Please give every entry again, exactly as it reads.

PROVIDED INFORMATION:
━━━

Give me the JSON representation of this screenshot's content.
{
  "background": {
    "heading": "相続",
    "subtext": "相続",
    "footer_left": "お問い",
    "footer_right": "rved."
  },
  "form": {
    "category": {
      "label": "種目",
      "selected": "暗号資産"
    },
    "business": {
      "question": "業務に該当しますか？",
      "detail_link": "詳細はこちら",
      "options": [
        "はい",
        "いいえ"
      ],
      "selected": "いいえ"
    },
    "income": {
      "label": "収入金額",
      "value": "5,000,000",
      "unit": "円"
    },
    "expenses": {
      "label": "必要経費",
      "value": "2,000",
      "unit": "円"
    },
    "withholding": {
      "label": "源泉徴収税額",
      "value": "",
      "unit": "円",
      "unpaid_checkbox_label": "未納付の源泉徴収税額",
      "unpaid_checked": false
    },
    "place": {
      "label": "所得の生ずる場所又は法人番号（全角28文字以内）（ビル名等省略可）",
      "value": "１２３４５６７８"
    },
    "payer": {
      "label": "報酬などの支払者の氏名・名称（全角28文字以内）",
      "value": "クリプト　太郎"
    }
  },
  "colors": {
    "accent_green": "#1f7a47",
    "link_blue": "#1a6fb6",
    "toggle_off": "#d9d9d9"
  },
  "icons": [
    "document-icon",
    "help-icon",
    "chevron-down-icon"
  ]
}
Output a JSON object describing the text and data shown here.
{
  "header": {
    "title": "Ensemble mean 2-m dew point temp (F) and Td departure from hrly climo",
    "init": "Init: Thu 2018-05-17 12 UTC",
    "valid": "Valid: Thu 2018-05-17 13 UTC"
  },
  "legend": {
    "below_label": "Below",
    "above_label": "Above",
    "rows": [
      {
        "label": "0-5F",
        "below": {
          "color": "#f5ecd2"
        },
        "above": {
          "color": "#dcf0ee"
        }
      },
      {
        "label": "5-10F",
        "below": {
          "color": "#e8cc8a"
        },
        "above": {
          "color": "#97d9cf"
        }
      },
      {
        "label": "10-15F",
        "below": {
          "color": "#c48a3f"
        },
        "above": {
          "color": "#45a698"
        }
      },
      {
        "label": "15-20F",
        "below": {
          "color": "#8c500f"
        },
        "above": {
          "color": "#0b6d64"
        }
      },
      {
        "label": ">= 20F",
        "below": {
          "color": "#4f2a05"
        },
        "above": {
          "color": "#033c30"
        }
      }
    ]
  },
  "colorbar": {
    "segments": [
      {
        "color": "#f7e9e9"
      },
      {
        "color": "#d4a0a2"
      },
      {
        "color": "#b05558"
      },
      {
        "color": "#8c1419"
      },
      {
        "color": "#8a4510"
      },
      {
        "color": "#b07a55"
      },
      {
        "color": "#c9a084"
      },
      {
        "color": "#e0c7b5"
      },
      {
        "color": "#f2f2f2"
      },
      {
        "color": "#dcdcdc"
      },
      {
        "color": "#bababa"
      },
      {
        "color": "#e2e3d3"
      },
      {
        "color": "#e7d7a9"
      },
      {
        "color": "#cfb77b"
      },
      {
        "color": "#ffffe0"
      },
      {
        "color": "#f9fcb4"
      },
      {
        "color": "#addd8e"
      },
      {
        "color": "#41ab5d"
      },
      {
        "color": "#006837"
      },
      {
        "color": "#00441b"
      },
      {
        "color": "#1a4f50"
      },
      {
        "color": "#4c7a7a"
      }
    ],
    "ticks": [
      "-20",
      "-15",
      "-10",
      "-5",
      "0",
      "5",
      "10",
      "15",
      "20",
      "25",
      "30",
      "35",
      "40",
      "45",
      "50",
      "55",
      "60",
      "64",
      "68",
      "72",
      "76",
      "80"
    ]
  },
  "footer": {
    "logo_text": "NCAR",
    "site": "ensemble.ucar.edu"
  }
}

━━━

ANSWER SPACE:
Give me the JSON representation of this screenshot's content.
{
  "background": {
    "heading": "相続",
    "subtext": "相続",
    "footer_left": "お問い",
    "footer_right": "rved."
  },
  "form": {
    "category": {
      "label": "種目",
      "selected": "暗号資産"
    },
    "business": {
      "question": "業務に該当しますか？",
      "detail_link": "詳細はこちら",
      "options": [
        "はい",
        "いいえ"
      ],
      "selected": "いいえ"
    },
    "income": {
      "label": "収入金額",
      "value": "5,000,000",
      "unit": "円"
    },
    "expenses": {
      "label": "必要経費",
      "value": "2,000",
      "unit": "円"
    },
    "withholding": {
      "label": "源泉徴収税額",
      "value": "",
      "unit": "円",
      "unpaid_checkbox_label": "未納付の源泉徴収税額",
      "unpaid_checked": false
    },
    "place": {
      "label": "所得の生ずる場所又は法人番号（全角28文字以内）（ビル名等省略可）",
      "value": "１２３４５６７８"
    },
    "payer": {
      "label": "報酬などの支払者の氏名・名称（全角28文字以内）",
      "value": "クリプト　太郎"
    }
  },
  "colors": {
    "accent_green": "#1f7a47",
    "link_blue": "#1a6fb6",
    "toggle_off": "#d9d9d9"
  },
  "icons": [
    "document-icon",
    "help-icon",
    "chevron-down-icon"
  ]
}
Output a JSON object describing the text and data shown here.
{
  "header": {
    "title": "Ensemble mean 2-m dew point temp (F) and Td departure from hrly climo",
    "init": "Init: Thu 2018-05-17 12 UTC",
    "valid": "Valid: Thu 2018-05-17 13 UTC"
  },
  "legend": {
    "below_label": "Below",
    "above_label": "Above",
    "rows": [
      {
        "label": "0-5F",
        "below": {
          "color": "#f5ecd2"
        },
        "above": {
          "color": "#dcf0ee"
        }
      },
      {
        "label": "5-10F",
        "below": {
          "color": "#e8cc8a"
        },
        "above": {
          "color": "#97d9cf"
        }
      },
      {
        "label": "10-15F",
        "below": {
          "color": "#c48a3f"
        },
        "above": {
          "color": "#45a698"
        }
      },
      {
        "label": "15-20F",
        "below": {
          "color": "#8c500f"
        },
        "above": {
          "color": "#0b6d64"
        }
      },
      {
        "label": ">= 20F",
        "below": {
          "color": "#4f2a05"
        },
        "above": {
          "color": "#033c30"
        }
      }
    ]
  },
  "colorbar": {
    "segments": [
      {
        "color": "#f7e9e9"
      },
      {
        "color": "#d4a0a2"
      },
      {
        "color": "#b05558"
      },
      {
        "color": "#8c1419"
      },
      {
        "color": "#8a4510"
      },
      {
        "color": "#b07a55"
      },
      {
        "color": "#c9a084"
      },
      {
        "color": "#e0c7b5"
      },
      {
        "color": "#f2f2f2"
      },
      {
        "color": "#dcdcdc"
      },
      {
        "color": "#bababa"
      },
      {
        "color": "#e2e3d3"
      },
      {
        "color": "#e7d7a9"
      },
      {
        "color": "#cfb77b"
      },
      {
        "color": "#ffffe0"
      },
      {
        "color": "#f9fcb4"
      },
      {
        "color": "#addd8e"
      },
      {
        "color": "#41ab5d"
      },
      {
        "color": "#006837"
      },
      {
        "color": "#00441b"
      },
      {
        "color": "#1a4f50"
      },
      {
        "color": "#4c7a7a"
      }
    ],
    "ticks": [
      "-20",
      "-15",
      "-10",
      "-5",
      "0",
      "5",
      "10",
      "15",
      "20",
      "25",
      "30",
      "35",
      "40",
      "45",
      "50",
      "55",
      "60",
      "64",
      "68",
      "72",
      "76",
      "80"
    ]
  },
  "footer": {
    "logo_text": "NCAR",
    "site": "ensemble.ucar.edu"
  }
}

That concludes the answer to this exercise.